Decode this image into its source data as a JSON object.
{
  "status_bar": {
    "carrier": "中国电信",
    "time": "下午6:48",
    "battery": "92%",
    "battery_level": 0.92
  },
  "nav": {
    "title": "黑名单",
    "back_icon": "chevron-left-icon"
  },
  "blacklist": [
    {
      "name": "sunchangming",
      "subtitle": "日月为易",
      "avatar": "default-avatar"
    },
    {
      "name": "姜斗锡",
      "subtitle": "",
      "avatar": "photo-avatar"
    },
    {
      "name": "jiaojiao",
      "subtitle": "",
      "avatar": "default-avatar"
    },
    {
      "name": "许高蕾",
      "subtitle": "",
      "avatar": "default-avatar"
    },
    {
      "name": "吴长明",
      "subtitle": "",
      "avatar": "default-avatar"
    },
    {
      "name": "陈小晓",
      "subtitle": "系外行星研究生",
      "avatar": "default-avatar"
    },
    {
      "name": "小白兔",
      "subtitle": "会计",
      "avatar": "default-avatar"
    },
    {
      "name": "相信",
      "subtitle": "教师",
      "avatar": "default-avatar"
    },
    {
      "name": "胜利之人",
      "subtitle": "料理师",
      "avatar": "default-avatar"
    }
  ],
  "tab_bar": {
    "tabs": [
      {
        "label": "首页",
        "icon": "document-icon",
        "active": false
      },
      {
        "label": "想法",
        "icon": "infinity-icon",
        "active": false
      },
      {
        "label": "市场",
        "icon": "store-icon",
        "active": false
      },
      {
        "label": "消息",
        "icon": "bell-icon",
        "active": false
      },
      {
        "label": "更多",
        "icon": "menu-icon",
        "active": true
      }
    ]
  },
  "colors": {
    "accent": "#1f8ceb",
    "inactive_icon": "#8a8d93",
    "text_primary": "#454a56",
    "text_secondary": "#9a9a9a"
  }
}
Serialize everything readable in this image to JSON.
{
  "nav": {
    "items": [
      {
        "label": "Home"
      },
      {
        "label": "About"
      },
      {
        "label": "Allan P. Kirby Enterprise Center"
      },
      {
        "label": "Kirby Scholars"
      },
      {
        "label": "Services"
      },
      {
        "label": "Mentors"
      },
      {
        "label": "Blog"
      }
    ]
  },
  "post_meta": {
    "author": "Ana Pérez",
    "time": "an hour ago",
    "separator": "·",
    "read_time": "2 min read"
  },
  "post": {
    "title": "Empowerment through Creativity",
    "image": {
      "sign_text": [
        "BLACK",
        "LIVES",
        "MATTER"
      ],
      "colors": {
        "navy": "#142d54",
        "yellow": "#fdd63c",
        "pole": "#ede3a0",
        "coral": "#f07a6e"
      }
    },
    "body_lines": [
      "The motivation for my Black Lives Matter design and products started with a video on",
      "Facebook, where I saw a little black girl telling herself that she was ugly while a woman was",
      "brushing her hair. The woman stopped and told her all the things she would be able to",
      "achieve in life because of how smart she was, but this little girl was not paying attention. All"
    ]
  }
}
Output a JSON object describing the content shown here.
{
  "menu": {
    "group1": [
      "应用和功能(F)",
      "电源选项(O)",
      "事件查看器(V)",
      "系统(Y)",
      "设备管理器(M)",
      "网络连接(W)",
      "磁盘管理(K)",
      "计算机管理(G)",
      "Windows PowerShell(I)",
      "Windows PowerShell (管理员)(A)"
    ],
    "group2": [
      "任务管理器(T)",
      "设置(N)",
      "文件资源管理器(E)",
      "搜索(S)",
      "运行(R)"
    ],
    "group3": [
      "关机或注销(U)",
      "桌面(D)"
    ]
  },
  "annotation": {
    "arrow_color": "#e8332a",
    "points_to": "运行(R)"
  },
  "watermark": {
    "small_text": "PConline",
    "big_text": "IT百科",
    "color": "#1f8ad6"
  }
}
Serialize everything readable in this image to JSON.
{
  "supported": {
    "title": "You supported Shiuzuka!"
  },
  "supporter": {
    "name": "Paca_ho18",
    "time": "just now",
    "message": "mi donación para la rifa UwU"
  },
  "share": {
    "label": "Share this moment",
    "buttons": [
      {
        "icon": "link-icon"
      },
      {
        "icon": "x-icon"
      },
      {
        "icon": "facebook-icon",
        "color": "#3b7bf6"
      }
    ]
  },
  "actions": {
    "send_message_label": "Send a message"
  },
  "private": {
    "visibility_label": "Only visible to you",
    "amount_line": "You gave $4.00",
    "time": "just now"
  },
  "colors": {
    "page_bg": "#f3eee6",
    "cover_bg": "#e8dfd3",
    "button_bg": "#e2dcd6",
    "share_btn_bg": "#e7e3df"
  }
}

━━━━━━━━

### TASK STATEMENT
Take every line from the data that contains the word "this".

### ANSWER SPACE
Decode this image into its source data as a JSON object.
Serialize everything readable in this image to JSON.
      "achieve in life because of how smart she was, but this little girl was not paying attention. All"
Serialize everything readable in this image to JSON.
    "label": "Share this moment",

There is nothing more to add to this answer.